CSCI 7000 -- Project Page
Each student should select a paper
from the list below. If you prefer a paper not on this list, you
must submit it for approval by me. The only real requirements for the
paper you choose is that it is relevant to the course and it contains
non-trivial material. After you have selected a paper, you
must do the following:
- Tell me via email (not in person) which paper you have selected.
This is an individual report, and you cannot team up with other
students. You must send this email by Friday, 4/18. If
you are selecting a paper not on the proposed list, get approval
well in advance of this date in case it takes a while to settle
- By Tuesday, 5/6, you must submit a document which summarizes the
contents of the paper. You do not have to do an oral presentation
of the paper. Late reports will not be accepted, so I urge you
to pretend this deadline is much earlier if you anticipate that
early May will be a busy time for you.
The Report Itself
This isn't meant to be a hard project. It shouldn't take more than a
day or two to complete. After you have selected a paper, read it, study it,
look up references if you have to, or come to me if you cannot understand
some central part of it. Then write your report. Here are the requirements:
- It should be typed, single spaced, at least 11pt font, at least 1"
margins. Color is fine (and encouraged if you think it helps).
- It should be about 5 to 7 pages in length, but completeness and clarity
will determine my evaluation more than length. Don't babble on
endlessly just trying to fill out the page requirement; be terse
but complete. And if you come up short, add some more background
material (even if it's redundant with the class material).
- You should have the following sections in your report:
- What paper did you read: Title, Authors, One line abstract.
- What is the paper about: setting, problem, goal.
- What are the main results?
- What is your impression of the impact of this paper (you don't have
to go to the library and do a lot of research to answer this; give
me your informed opinion, try a web search, etc.)?
- Suggest related questions you think might be interesting which are
related to the topic of this paper. (You are not responsible for
ensuring that these questions have not already been answered by
The score on your report will be based on the difficulty of the paper you
select (obviously choosing an easy paper means you wouldn't get as many
"difficulty" points, but you can make up for this in other ways), clarity
of the write-up, and the depth of your personal insights. I know, it's
all very vague, isn't it?
- Easier Papers:
- Disposable Credit Cards by Rubin

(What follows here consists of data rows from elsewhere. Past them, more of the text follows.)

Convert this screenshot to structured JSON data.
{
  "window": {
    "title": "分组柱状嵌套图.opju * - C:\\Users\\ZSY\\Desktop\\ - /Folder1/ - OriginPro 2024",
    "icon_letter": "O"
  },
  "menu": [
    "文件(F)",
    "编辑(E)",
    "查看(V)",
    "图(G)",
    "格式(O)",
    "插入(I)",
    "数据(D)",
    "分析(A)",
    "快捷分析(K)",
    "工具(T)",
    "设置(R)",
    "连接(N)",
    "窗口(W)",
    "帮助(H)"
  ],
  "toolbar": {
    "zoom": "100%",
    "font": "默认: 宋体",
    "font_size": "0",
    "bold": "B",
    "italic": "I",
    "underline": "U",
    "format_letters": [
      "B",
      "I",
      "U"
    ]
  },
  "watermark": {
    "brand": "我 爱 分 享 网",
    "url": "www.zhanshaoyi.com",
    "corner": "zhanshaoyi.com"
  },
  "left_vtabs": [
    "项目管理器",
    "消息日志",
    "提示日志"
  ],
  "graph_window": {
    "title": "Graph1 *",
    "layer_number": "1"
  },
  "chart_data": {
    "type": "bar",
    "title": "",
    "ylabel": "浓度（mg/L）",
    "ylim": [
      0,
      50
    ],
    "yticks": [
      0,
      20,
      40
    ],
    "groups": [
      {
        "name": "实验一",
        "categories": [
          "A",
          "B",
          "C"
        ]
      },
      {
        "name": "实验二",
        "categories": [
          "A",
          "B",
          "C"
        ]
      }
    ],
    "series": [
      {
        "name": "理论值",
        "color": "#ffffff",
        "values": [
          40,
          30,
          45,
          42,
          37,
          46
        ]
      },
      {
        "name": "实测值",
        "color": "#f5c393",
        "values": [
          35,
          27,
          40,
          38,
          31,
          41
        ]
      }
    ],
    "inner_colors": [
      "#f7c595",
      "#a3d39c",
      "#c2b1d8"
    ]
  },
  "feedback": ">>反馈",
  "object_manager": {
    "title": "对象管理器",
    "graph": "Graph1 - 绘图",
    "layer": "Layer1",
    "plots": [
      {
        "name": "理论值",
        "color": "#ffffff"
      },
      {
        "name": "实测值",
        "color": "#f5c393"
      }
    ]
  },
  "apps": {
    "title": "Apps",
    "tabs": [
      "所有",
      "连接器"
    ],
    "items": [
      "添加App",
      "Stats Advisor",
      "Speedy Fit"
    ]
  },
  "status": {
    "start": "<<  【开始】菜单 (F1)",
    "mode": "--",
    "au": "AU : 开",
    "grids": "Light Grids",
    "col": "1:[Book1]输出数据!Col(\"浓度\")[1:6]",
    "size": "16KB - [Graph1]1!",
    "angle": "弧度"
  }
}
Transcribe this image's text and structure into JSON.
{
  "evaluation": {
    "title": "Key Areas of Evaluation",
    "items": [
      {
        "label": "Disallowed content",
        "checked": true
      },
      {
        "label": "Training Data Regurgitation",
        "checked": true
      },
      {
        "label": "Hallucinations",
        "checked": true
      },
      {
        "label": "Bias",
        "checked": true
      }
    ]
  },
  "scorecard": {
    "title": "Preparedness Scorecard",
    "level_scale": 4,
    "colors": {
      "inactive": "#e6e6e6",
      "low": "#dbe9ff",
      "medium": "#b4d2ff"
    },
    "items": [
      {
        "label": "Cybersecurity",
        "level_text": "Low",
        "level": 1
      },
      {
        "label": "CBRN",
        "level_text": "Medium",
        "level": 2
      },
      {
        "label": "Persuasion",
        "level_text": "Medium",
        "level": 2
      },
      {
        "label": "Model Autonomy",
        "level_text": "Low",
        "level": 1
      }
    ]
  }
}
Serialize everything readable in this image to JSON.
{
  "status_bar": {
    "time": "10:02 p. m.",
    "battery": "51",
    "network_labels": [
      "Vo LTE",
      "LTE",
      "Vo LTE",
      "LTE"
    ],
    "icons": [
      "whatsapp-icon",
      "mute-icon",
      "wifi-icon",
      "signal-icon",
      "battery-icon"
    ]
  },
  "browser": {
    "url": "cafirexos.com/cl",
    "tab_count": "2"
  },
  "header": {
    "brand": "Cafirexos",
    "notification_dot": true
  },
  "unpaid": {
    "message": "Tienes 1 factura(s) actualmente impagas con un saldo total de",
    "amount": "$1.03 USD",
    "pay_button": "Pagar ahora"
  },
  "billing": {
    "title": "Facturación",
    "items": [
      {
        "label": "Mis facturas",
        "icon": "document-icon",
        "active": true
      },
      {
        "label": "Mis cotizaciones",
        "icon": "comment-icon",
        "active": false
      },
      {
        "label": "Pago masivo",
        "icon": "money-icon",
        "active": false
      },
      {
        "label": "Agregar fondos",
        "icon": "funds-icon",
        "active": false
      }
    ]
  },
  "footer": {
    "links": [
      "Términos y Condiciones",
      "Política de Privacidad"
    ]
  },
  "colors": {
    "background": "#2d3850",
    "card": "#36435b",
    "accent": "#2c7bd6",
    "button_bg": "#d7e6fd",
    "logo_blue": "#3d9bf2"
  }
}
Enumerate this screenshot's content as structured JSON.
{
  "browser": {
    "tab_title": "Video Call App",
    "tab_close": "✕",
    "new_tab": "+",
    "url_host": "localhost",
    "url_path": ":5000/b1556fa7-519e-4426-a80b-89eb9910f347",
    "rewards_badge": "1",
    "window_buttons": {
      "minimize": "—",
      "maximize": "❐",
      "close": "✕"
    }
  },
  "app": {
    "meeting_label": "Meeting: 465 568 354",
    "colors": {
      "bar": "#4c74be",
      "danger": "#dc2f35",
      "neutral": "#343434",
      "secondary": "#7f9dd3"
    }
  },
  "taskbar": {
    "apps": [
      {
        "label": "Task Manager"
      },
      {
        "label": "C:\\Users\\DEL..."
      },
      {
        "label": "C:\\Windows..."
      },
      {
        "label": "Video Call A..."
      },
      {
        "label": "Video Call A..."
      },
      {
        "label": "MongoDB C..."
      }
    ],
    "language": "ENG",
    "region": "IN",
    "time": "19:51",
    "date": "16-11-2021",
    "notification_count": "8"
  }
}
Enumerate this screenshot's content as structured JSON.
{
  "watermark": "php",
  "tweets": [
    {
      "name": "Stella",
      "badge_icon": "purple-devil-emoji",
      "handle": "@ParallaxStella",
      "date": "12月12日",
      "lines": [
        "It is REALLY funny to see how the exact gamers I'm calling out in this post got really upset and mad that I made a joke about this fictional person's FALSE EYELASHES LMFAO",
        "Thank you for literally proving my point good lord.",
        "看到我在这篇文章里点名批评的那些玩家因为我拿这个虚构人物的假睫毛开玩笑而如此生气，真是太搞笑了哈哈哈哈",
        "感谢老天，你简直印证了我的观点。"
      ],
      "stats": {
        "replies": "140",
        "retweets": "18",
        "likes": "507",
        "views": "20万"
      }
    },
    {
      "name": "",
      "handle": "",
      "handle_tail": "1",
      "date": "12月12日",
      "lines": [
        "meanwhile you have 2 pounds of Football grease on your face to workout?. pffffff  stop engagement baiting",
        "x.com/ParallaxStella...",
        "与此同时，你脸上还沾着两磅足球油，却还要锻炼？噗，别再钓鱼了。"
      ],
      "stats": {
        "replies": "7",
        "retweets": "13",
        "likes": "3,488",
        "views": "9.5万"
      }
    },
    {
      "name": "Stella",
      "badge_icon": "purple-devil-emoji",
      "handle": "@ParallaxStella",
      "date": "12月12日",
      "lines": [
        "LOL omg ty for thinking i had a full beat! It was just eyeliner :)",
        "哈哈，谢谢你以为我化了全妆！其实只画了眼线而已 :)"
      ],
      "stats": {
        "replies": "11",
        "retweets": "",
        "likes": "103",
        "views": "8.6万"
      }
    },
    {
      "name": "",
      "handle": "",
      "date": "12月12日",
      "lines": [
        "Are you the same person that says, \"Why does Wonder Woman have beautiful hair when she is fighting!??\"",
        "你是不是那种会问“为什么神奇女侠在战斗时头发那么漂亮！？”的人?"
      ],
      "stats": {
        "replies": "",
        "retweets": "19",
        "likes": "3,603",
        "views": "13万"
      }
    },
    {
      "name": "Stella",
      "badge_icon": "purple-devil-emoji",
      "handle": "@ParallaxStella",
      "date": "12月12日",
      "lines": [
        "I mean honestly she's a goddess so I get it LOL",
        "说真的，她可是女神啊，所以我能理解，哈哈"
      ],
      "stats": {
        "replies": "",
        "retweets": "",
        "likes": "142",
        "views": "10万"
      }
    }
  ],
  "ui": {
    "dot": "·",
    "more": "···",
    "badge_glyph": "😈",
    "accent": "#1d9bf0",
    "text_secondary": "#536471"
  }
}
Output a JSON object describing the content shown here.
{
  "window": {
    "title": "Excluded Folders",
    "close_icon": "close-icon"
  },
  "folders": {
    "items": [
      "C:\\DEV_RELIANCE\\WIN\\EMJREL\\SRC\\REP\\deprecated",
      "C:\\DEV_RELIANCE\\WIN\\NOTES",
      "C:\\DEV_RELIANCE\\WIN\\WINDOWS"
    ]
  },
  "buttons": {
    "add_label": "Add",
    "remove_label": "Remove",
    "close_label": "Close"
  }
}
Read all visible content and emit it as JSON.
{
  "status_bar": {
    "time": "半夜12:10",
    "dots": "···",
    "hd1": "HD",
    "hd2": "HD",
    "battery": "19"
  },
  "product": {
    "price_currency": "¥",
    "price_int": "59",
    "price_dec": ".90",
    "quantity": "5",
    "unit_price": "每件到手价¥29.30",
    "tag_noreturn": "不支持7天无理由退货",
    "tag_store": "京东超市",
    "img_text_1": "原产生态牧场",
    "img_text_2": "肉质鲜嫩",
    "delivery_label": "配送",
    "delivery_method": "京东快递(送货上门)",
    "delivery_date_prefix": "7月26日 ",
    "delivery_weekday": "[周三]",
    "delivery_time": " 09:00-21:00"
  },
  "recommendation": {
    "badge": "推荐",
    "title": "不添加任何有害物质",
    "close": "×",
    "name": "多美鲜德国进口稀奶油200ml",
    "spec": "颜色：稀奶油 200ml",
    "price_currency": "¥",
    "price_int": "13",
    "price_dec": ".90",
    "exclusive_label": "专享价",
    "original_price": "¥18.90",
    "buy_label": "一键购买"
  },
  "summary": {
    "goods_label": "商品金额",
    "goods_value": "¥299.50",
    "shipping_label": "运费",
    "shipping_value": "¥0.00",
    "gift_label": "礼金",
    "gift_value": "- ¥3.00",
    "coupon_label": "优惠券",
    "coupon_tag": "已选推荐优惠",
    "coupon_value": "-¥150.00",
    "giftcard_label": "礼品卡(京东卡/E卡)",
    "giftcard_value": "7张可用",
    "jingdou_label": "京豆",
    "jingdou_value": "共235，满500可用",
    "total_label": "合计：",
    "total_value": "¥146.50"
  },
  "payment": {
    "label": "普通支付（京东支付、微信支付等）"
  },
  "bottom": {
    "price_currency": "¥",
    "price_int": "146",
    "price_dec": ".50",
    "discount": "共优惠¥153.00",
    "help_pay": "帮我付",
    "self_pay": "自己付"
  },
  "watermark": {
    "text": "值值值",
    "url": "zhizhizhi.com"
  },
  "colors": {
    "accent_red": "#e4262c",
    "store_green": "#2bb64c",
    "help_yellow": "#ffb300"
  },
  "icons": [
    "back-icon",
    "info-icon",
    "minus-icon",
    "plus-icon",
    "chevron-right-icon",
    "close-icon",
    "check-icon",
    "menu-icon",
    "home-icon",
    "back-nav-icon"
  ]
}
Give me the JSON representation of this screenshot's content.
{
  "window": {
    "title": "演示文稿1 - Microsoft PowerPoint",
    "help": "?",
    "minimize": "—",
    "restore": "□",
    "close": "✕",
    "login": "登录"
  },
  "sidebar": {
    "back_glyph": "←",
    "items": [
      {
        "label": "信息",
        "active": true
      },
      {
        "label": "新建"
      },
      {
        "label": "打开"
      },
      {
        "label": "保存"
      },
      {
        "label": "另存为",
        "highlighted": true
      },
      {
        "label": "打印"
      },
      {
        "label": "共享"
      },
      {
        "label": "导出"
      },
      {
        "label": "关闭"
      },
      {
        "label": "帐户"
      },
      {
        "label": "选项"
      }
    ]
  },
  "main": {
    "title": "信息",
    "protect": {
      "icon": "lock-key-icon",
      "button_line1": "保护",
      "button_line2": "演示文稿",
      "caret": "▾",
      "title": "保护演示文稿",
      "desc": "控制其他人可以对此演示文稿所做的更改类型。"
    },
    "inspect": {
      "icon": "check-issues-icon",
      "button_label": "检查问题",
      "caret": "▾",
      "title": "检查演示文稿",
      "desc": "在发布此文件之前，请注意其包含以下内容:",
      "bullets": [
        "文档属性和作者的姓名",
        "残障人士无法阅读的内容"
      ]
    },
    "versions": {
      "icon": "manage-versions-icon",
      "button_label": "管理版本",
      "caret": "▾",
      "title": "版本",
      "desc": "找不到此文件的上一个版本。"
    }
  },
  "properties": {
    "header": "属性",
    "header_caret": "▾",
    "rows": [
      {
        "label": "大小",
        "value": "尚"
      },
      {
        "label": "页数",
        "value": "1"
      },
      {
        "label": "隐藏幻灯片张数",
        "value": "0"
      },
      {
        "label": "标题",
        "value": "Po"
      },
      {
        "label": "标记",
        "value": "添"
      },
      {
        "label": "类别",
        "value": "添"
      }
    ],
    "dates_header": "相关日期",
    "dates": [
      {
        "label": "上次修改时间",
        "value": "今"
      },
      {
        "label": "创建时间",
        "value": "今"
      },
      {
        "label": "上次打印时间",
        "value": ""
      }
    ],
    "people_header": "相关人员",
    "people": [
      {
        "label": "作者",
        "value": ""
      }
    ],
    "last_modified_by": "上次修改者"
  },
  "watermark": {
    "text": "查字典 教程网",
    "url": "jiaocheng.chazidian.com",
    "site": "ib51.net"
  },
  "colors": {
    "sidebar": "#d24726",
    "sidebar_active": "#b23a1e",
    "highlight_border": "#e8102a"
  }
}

and Wright. This paper describes how you might make credit cards disposable
so that credit card fraud is reduced. The scheme is quite simple.
- Locks by Matt Blaze. This is a
very simple paper and really shouldn't be on this list, but I'm adding it
for those of you who start your project the night before it's due. This
is about how physical locks are keyed. (It made the NY Times!)
- Whitebox Cryptography by
van Oorschot. This talks about code obfuscation; a very hot topic these
days. The context here is obfuscating block ciphers.
- Timelock Cryptography by Rivest, Shamir,
and Wagner (I think?!). They ask the interesting question: what if I want
to keep a secret for a specific amount of time and then release it. They
have one neat idea about forcing you to do a LOT of computation if you
don't have a secret key, or making it easy if you do.
- Moderate Papers:
- Generalized Birthday Paradox by
David Wagner. Mostly talks about probability theory and attacks based
on n-way collisions in the context of various cryptographic protocols.
- L-Collisions paper by Semanko.
Mike was a master's student at UCSD when he wrote this very nice paper.
It describes an attack on MACs which use a randomized string to get by
the birthday bound.
- RSA backdoors by Crepeau. He
investigates generating keys for RSA which provide backdoor access to
- Doing searches on encrypted
data by Wagner and Song and Perrig. Song was the principal researcher;
she was at Berkeley, now a prof at CMU. This paper looks at how you can
ask a remote untrusted server to search an encrypted database for you.
- Difficult Papers:
- SASAS attack by Birykov and
Shamir. This paper is basically an extension of the Square attack (tho
they don't really admit this) and assumes a good deal of knowledge about
linear algebra (you should know what "rank" means before delving in, for
- TWIRL. This paper is about factoring
integers and should only be attempted if you have a decent background in
number theory. But what a cool paper.